$50,000 to Make Potato Salad? Give Your Cash to These Community-Minded Kickstarters Instead
In our brave new disruptive world, you can get by in a capitalist system by sharing, raising money for your start-up through donations from enthusiastic strangers, and hailing a pink mustache–wearing cab with just a few taps on your smartphone. The Internet is where we live our lives, and in that meritocracy where anyone can get ahead on the power of a good idea, on the merits of personal ability and skill, our lives are only getting better.
That’s one perspective on our tech-enabled present. Then there’s this: Zack Danger Brown of Columbus, Ohio, has raised more than $50,000 on Kickstarter to make potato salad. Not a potato salad–centric food truck, not an underground dinner party that serves postmodern riffs on the picnic classic, not an antihunger food distribution service that passes out free potato salad to homeless people. Nope: just some dude making it for himself. “Basically I'm just making potato salad,” the campaign page reads. “I haven't decided what kind yet.” There isn’t even a video.
Yet the potato salad campaign has gone viral, garnering more than 4,000 backers and far surpassing the initial $10 goal. There are still 24 days before the funding closes.

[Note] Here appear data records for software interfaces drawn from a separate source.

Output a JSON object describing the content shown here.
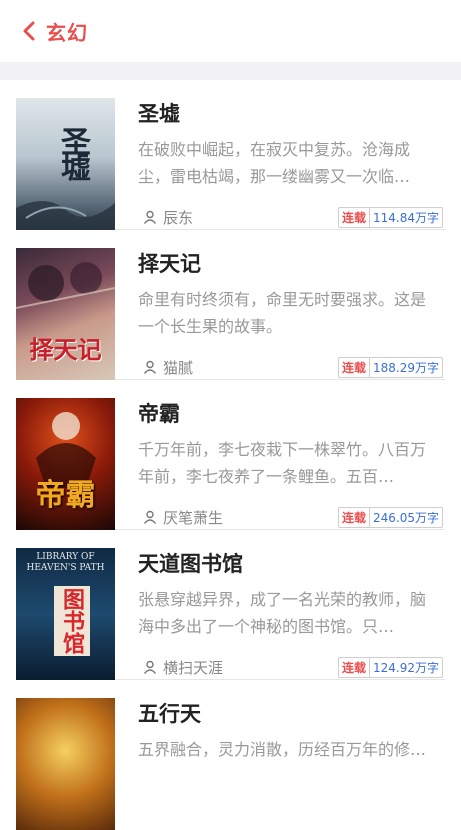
{
  "header": {
    "title": "玄幻",
    "back_icon": "chevron-left-icon",
    "accent": "#e94e4e"
  },
  "books": [
    {
      "title": "圣墟",
      "description": "在破败中崛起，在寂灭中复苏。沧海成尘，雷电枯竭，那一缕幽雾又一次临…",
      "author": "辰东",
      "status": "连载",
      "word_count": "114.84万字",
      "cover_text": "圣墟"
    },
    {
      "title": "择天记",
      "description": "命里有时终须有，命里无时要强求。这是一个长生果的故事。",
      "author": "猫腻",
      "status": "连载",
      "word_count": "188.29万字",
      "cover_text": "择天记"
    },
    {
      "title": "帝霸",
      "description": "千万年前，李七夜栽下一株翠竹。八百万年前，李七夜养了一条鲤鱼。五百…",
      "author": "厌笔萧生",
      "status": "连载",
      "word_count": "246.05万字",
      "cover_text": "帝霸"
    },
    {
      "title": "天道图书馆",
      "description": "张悬穿越异界，成了一名光荣的教师，脑海中多出了一个神秘的图书馆。只…",
      "author": "横扫天涯",
      "status": "连载",
      "word_count": "124.92万字",
      "cover_text": "图书馆",
      "cover_subtext": "LIBRARY OF HEAVEN'S PATH"
    },
    {
      "title": "五行天",
      "description": "五界融合，灵力消散，历经百万年的修…",
      "author": "",
      "status": "",
      "word_count": "",
      "cover_text": ""
    }
  ]
}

Don’t get me wrong: Good things have come from crowdfunding, but potato salad is the worst of the Internet. It’s a viral joke like Grumpy Cat is a viral joke, but it’s going to put much more than the median American income—$51,017 as of last September—into Zack Danger Brown’s pocket. For potato salad.
As we’ve seen with recent Kickstarter campaigns for a SNAP-friendly cookbook and monitoring factory farms with drones, crowdfunding can help finance projects that promise to do important things for society. So instead of jumping on the potato salad bandwagon, consider donating to one of these deserving projects instead.
Rust, or la roya, is a fungal disease that’s become epidemic in South and Central America. With rising temperatures and heavier rainfall because of climate change, the moisture-loving fungus has been able to invade areas where winter weather would have killed it off in the past. What Asociación Agroartesanal de Caficultores Rio Intag, an Ecuadoran co-op, hopes to do with its $2,750 campaign (which is fully funded, with four days to go) is develop a microbial defense against this scourge. If it is able to beat back la roya, it won’t only help keep the price of your coffee down—it will also protect a vital part of the economy in Ecuador and potentially in other terribly poor coffee-producing countries.
Everyone who claims that San Francisco and the tech industry are a meritocracy should be required to visit neighborhoods on the south side of the city, like Hunters Point, where the poverty rate is 40 percent. That’s where the Dish to Dirt after-school program would teach kids how to garden—with plenty of breaks for skateboarding—building both self-reliance and a sense of community. The project is trying to raise $14,000 in the next 40 days.
This project goes way beyond teaching a man how to fish—it puts the beautiful loop of raising fish and raising vegetables fed by the nutrients of the fishy wastewater into one portable, customized shipping container. The project's shooting to raise $10,500 in the next 32 days.
This Kickstarter, which seeks to raise $50,000 in the next 60-odd hours, promises to turn empty buildings in the Chicagoland area into thriving indoor organic farms, providing food and jobs in economically depressed areas. Organics of Chicago isn’t stopping there—the company plans to offer low-income housing units alongside the indoor farms and will operate a job-training program too.
This North Carolina–based farm has thought a lot about how to grow lettuce—and it's trying to raise $15,000 in the next 21 days to put its ideas into practice. The Salad Box would also repurpose a shipping container as a greenhouse, growing lettuces and microgreens in thick, vertical sheets. There are farmed fish involved in this project too. The Salad Box would operate on solar power and use captured rainwater to irrigate the plants inside—a thoroughly sustainable system.